September 26 2008
Mr. Curt Riggs
Risk Control Consultant
IMA of Kansas, Inc.
P.O. Box 2992
Wichita, KS 67201-2992
Dear Mr. Riggs:
Thank you for your July 9, 2008 letter to the Occupational Safety and Health Administration (OSHA) Department of Enforcement Programs. You had a specific question regarding the applicability of the Process Safety Management (PSM) regulation, 29 CFR 1910.119 (the standard), to biodiesel manufacturing plants. This letter constitutes OSHA's interpretation only of the requirements discussed and may not be applicable to any question not delineated within your original correspondence. For clarification, your specific question is paraphrased below, followed by OSHA's response.
Question: Are Biodiesel plants subject to the Process Safety Management standard?

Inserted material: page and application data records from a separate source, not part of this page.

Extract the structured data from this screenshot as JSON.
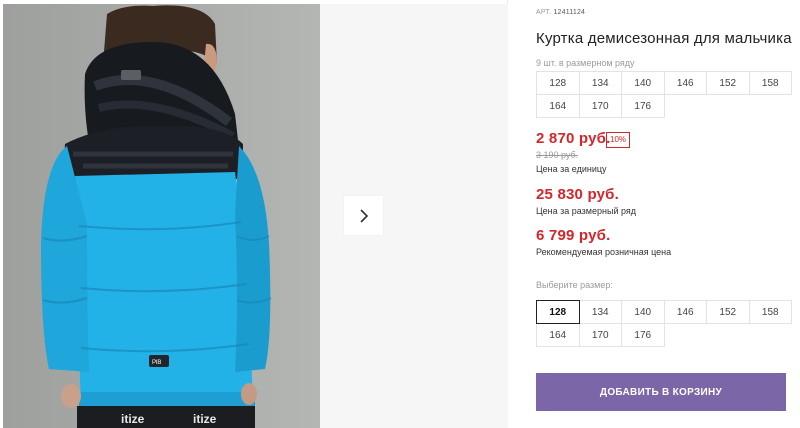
{
  "gallery": {
    "next_icon": "chevron-right-icon",
    "brand_mark": "PlB",
    "pants_print": [
      "itize",
      "itize"
    ]
  },
  "product": {
    "article_label": "АРТ.",
    "article_number": "12411124",
    "title": "Куртка демисезонная для мальчика",
    "row_note": "9 шт. в размерном ряду",
    "row_sizes": [
      "128",
      "134",
      "140",
      "146",
      "152",
      "158",
      "164",
      "170",
      "176"
    ],
    "price_unit": "2 870 руб.",
    "discount": "10%",
    "old_price": "3 190 руб.",
    "price_unit_caption": "Цена за единицу",
    "price_row": "25 830 руб.",
    "price_row_caption": "Цена за размерный ряд",
    "price_rrp": "6 799 руб.",
    "price_rrp_caption": "Рекомендуемая розничная цена",
    "choose_label": "Выберите размер:",
    "choose_sizes": [
      "128",
      "134",
      "140",
      "146",
      "152",
      "158",
      "164",
      "170",
      "176"
    ],
    "selected_size": "128",
    "add_to_cart": "ДОБАВИТЬ В КОРЗИНУ"
  },
  "colors": {
    "accent_button": "#7b66a8",
    "price_red": "#d4252b",
    "jacket_blue": "#23b2e8"
  }
}
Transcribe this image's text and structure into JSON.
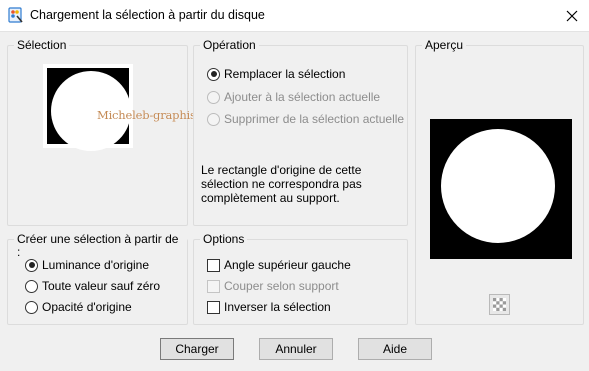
{
  "window": {
    "title": "Chargement la sélection à partir du disque",
    "close_icon": "close-icon",
    "app_icon": "paintshop-icon"
  },
  "selection_group": {
    "title": "Sélection",
    "watermark": "Micheleb-graphisme"
  },
  "operation_group": {
    "title": "Opération",
    "options": [
      {
        "label": "Remplacer la sélection",
        "checked": true,
        "enabled": true
      },
      {
        "label": "Ajouter à la sélection actuelle",
        "checked": false,
        "enabled": false
      },
      {
        "label": "Supprimer de la sélection actuelle",
        "checked": false,
        "enabled": false
      }
    ],
    "note": "Le rectangle d'origine de cette sélection ne correspondra pas complètement au support."
  },
  "preview_group": {
    "title": "Aperçu",
    "toggle_icon": "checkerboard-icon"
  },
  "create_group": {
    "title": "Créer une sélection à partir de :",
    "options": [
      {
        "label": "Luminance d'origine",
        "checked": true
      },
      {
        "label": "Toute valeur sauf zéro",
        "checked": false
      },
      {
        "label": "Opacité d'origine",
        "checked": false
      }
    ]
  },
  "options_group": {
    "title": "Options",
    "items": [
      {
        "label": "Angle supérieur gauche",
        "checked": false,
        "enabled": true
      },
      {
        "label": "Couper selon support",
        "checked": false,
        "enabled": false
      },
      {
        "label": "Inverser la sélection",
        "checked": false,
        "enabled": true
      }
    ]
  },
  "buttons": {
    "load": "Charger",
    "cancel": "Annuler",
    "help": "Aide"
  },
  "colors": {
    "background": "#f0f0f0",
    "titlebar": "#ffffff",
    "button_face": "#e1e1e1",
    "disabled_text": "#8d8d8d"
  }
}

Reply: A biodiesel manufacturing process is subject to the requirements of 29 CFR 1910.119 if it meets certain conditions specified in §1910.119 (a)(l), namely, if it is:
- A process which involves a chemical at or above the specified threshold quantities listed in Appendix A to this section;
- A process which involves flammable liquid or gas (as defined in 1910.1200(c) of this part)1 on site in one location, in a quantity of 10,000 pounds (4535.9 kg)..."
Biodiesel production processes vary, but generally involve the catalyzed esterification of vegetable oils or greases (of either animal or vegetable origin) with a flammable alcohol(s), such as methanol (methyl alcohol), in a batch reactor. Biodiesel facilities are classified under NAICS code 325199, "all other basic organic chemical manufacturing."
A biodiesel process is covered in accordance with §1910.119 (a)(l)(ii) if it contains 10,000 pounds or more of flammable materials, including mixtures that meet the flashpoint thresholds defined by the standard. As a result, if it has not already done so, your client must make itself aware of the flashpoint of mixtures present in the biodiesel manufacturing process. This potentially could include raw biodiesel product if it contains enough residual methanol to create a flammable liquid as defined by the standard.
As referenced in your letter, OSHA is not currently enforcing the PSM standard on atmospheric storage tanks containing flammable liquids "which are kept below their normal boiling point without benefit of chilling or refrigeration" (§1910.119 (a)(l)(ii)(B)) as a result of the attached 1997 memorandum. This enforcement policy applies only to tanks used solely for storage. Tanks used for mixing, blending, heating, cooling, filtration, clarification, or similar purposes are considered to be process tanks, are subject to enforcement under the PSM standard, and their contents are included when determining if more than 10,000 pounds of flammable materials are contained in the process.
Thank you for your interest in occupational safety and health. We hope you find this information helpful. OSHA requirements are set by statute, standards, and regulations. Our interpretation letters explain these requirements and how they apply to particular circumstances, but they cannot create additional employer obligations. This interpretation constitutes OSHA's interpretation of the requirements discussed. Note that our enforcement guidance may be affected by changes to OSHA rules.
Also, from time to time we update our guidance in response to new information. To keep apprised of such developments, you can consult OSHA's website at https://www.osha.gov.
If you have any further questions, please call the Office of General Industry Enforcement at 202-693-1850.
Richard E. Fairfax, Director
Directorate of Enforcement Programs
1 As defined in 1910.1200(c), flammable liquids have flashpoints below 100°F, except any mixture having components with flashpoints of 100°F or higher, the total of which make up 99 percent or more of the total volume of the mixture.